BIll warns Tim to avoid the hard-partying Dean, so naturally a plot contrivance makes them roommates instead. And thank goodness it does because Reilly immediately brightens a heretofore bland movie with his live-wire presence. His Dean is pure irrepressible id, the perfect devil on the shoulder for a guy like Tim, who’s lived his whole life by a code of asceticism you usually only see practiced by clergymen and solitary astronauts on decades-long expeditions to the Planet of the Apes. Arteta also used Reilly to equally good effect in his 2002 film “The Good Girl.” In both cases he plays the role of the character too charming to be despicable. The funniest moment in “Cedar Rapids” isn’t provided by a witty joke or a clever line of dialogue. It’s a look Reilly gives when he’s caught by someone with a trashcan lid on his head. This guy doesn’t just steal the movie; he rips it off and pirates it on the Internet.
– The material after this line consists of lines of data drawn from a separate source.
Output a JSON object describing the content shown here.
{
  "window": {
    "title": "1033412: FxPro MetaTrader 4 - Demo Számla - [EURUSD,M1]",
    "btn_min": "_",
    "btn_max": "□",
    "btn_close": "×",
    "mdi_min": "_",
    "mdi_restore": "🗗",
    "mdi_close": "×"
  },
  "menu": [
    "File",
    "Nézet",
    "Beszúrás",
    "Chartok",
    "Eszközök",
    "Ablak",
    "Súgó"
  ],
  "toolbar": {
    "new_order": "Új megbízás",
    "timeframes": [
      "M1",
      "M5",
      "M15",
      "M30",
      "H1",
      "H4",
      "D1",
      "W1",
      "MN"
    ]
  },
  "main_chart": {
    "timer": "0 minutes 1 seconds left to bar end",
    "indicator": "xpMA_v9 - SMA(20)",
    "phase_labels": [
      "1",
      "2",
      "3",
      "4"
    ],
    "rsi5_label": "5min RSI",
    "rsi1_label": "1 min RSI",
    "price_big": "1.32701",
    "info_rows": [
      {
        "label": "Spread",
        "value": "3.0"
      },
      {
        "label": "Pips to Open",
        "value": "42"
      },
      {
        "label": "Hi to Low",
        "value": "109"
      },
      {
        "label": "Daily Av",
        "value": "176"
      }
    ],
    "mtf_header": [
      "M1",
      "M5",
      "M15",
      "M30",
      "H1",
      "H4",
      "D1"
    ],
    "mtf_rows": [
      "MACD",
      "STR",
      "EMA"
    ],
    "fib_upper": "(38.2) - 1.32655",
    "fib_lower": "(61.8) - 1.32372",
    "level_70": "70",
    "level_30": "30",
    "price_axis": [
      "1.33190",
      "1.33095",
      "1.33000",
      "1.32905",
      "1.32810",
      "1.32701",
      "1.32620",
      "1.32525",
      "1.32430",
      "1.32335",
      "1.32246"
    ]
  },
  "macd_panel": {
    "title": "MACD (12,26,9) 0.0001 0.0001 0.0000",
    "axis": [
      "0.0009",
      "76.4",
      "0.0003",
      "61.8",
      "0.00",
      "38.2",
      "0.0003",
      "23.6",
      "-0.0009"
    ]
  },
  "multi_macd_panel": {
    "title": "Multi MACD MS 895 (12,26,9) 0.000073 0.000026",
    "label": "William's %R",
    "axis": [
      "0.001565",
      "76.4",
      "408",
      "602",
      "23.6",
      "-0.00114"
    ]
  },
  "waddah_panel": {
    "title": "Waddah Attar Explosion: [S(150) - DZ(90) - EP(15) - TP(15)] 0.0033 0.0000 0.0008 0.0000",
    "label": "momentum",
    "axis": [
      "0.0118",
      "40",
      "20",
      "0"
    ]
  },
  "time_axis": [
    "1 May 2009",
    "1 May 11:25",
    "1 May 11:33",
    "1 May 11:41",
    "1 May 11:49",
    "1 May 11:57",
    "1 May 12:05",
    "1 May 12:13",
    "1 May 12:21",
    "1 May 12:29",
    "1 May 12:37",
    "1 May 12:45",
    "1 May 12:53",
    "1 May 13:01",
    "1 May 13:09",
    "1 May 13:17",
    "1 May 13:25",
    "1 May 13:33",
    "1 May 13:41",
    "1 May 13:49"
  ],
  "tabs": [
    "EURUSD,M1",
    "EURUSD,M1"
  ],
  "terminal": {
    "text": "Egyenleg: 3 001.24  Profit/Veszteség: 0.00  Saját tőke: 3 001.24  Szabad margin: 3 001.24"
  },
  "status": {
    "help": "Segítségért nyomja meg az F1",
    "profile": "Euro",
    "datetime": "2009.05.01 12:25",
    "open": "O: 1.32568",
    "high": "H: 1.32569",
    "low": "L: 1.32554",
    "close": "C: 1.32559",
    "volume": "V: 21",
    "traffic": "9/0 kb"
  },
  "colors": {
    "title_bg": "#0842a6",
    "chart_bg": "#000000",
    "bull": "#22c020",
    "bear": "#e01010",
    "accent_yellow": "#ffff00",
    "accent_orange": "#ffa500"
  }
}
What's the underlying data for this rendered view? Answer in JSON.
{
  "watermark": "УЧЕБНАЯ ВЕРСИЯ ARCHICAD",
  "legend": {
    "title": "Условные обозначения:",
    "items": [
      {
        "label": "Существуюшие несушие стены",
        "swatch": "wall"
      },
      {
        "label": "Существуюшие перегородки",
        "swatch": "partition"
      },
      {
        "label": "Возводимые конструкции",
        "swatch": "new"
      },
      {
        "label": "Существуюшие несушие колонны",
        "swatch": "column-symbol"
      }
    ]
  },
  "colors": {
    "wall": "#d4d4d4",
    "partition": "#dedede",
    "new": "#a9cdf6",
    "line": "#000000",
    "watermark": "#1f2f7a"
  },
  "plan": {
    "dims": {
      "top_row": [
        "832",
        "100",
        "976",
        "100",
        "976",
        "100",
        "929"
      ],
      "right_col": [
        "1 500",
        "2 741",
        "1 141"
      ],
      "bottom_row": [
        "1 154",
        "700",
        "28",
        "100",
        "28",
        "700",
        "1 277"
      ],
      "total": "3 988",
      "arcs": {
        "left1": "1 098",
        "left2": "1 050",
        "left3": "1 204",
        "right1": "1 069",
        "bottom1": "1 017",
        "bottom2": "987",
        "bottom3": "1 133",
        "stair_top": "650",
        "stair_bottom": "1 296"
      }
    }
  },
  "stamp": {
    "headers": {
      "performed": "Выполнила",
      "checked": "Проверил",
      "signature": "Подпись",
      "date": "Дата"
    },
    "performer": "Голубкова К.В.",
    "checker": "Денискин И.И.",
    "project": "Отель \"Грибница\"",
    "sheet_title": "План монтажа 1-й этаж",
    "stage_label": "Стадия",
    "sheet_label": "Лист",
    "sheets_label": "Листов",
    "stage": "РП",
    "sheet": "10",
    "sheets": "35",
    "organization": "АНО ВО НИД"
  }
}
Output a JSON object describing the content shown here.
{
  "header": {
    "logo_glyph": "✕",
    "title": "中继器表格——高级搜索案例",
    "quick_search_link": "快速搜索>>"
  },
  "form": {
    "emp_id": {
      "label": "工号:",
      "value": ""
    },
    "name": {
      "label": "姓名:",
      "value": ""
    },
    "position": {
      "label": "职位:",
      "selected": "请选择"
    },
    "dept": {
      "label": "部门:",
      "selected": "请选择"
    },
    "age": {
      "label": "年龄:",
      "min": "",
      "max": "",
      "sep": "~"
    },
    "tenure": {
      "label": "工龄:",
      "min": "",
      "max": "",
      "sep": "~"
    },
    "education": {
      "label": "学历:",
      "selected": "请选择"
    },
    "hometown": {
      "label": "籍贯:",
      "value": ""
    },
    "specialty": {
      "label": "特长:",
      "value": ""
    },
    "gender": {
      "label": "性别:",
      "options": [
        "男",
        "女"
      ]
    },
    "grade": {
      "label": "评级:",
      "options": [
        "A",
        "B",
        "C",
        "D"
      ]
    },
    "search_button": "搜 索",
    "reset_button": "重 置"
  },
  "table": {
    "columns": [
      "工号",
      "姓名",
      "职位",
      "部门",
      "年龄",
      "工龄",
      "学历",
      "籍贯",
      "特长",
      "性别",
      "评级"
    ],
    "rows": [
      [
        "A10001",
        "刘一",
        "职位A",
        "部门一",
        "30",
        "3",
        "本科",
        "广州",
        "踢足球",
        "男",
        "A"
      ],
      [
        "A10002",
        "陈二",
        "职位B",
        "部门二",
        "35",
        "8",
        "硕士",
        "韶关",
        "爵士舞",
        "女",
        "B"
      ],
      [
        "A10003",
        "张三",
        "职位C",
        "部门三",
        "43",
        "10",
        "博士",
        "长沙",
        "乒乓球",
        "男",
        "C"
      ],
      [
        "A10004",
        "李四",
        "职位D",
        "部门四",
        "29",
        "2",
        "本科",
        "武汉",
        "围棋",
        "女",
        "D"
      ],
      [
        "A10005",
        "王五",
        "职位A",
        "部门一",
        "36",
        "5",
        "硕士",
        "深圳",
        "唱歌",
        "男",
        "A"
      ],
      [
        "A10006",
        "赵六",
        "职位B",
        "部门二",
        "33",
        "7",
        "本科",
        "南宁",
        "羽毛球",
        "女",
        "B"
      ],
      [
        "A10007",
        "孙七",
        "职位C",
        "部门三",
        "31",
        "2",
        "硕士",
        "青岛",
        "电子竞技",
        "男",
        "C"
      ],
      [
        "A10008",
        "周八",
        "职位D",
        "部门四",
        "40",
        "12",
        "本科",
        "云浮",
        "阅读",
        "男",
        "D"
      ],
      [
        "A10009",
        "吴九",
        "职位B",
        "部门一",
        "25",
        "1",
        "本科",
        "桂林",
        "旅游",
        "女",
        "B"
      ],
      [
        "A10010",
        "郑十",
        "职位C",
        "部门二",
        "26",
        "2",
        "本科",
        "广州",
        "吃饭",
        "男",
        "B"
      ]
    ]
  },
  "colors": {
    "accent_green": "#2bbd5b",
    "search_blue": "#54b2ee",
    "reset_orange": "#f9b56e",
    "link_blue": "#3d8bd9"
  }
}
“Cedar Rapids”‘ corporate satire isn’t especially sharp, but the mood throughout is consistently warm and likable. Helms makes Tim’s extreme innocence charming (if not especially hilarious) and, just like in “The Hangover,” he remains the sort of nerdy actor audiences enjoy watching get defiled. Anne Heche is the one in charge of most of the defiling, as another conventioneer who pals around with Dean and third roommate Ronald (Whitlock Jr.) and takes a liking to the new kid on the block. Heche’s good too; charming, flirty, and casual. I can’t remember the last time I enjoyed her in a movie this much.
The quest for the 2 Diamonds Award bogs “Cedar Rapids” down with way too many plot twists and character reversals. There’s also a really egregious hooker with a heart of gold who’s also wise beyond her years and gets to enunciate the film’s big point (“We’re all just selling…”). The film is at its best at its simplest, when it gets out of its own way and just lets us endure this very tiresome corporate retreat’s bizarre customs and rituals with that core four — Helms, Heche, Whitlock Jr., and especially Reilly. I’m still not entirely sure what these folks saw in “Cedar Rapids.” Maybe it was just an opportunity to work together. In that sense, they made the most of it.